Pfizer-BioNTech, Moderna, Oxford-AstraZeneca and Johnson and Johnson are the vaccines currently approved in Canada. The first three require two shots administered several weeks apart while the fourth requires only one. J & J vaccines have not yet arrived in Canada.
Variants of concern in Ontario
Officials have listed breakdown data for the new VOCs (variants of concern) detected so far in the province which consist of the B.1.1.7 (first detected in the United Kingdom), B.1.351 (first detected in South Africa), P.1 (first detected in Brazil), as well as mutations that have no determined lineage.
The B.1.1.7 VOC is currently the dominating known strain at 27,278 variant cases, which is up by 2,811 since the previous day, 95 B.1.351 variant cases which is up by 11, and 191 P.1 variant cases which is up by 15.
Here is a breakdown of the total cases in Ontario by gender and age:
- 200,130 people are male — an increase of 2,380 cases.
- 201,140 people are female — an increase of 2,356 cases.
- 60,466 people are 19 and under — an increase of 894 cases.
- 148,085 people are 20 to 39 — an increase of 1,719 cases.
- 116,126 people are 40 to 59 — an increase of 1,408 cases.
- 56,340 people are 60 to 79 — an increase of 625 cases.
- 22,464 people are 80 and over — an increase of 94 cases.
- The province notes that not all cases have a reported age or gender.
Here is a breakdown of the total deaths related to COVID-19 by age:
- Deaths reported in ages 19 and under: 2
- Deaths reported in ages 20 to 39: 39
- Deaths reported in ages 40 to 59: 332
- Deaths reported in ages 60 to 79: 2,200
- Deaths reported in ages 80 and older: 5,065
- The province notes there may be a reporting delay for deaths and data corrections or updates can result in death records being removed.
Cases, deaths and outbreaks in Ontario long-term care homes
According to the Ministry of Long-Term Care, there have been 3,755 deaths reported among residents and patients in long-term care homes across Ontario which did not increase from yesterday. Eleven virus-related deaths in total have been reported among staff.
There are 40 current outbreaks in homes, which is down by one from the previous day.

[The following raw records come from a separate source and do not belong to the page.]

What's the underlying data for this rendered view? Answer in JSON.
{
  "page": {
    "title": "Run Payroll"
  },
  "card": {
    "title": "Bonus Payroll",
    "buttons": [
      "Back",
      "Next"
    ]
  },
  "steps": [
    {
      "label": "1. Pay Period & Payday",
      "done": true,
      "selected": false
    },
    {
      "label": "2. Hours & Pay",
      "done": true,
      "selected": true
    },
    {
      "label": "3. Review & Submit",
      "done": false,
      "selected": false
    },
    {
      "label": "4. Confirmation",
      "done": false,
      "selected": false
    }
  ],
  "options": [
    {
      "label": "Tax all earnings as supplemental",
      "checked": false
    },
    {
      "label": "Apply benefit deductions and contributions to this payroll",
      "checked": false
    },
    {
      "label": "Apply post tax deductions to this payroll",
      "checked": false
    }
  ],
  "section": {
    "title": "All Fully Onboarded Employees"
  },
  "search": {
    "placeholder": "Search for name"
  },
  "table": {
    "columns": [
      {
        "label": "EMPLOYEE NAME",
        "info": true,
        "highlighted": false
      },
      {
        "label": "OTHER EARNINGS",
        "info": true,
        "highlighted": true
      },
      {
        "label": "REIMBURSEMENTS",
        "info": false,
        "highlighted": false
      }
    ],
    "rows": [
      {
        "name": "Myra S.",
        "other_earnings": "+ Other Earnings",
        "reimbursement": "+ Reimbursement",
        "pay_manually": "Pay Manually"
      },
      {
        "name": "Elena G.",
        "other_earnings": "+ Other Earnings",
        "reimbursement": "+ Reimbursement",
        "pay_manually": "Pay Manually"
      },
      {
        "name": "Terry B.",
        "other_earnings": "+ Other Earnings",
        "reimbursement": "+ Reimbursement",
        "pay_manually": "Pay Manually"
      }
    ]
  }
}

The ministry also indicated there are currently 22 active cases among long-term care residents and 121 active cases among staff — up by three and down by 10, respectively, in the last day.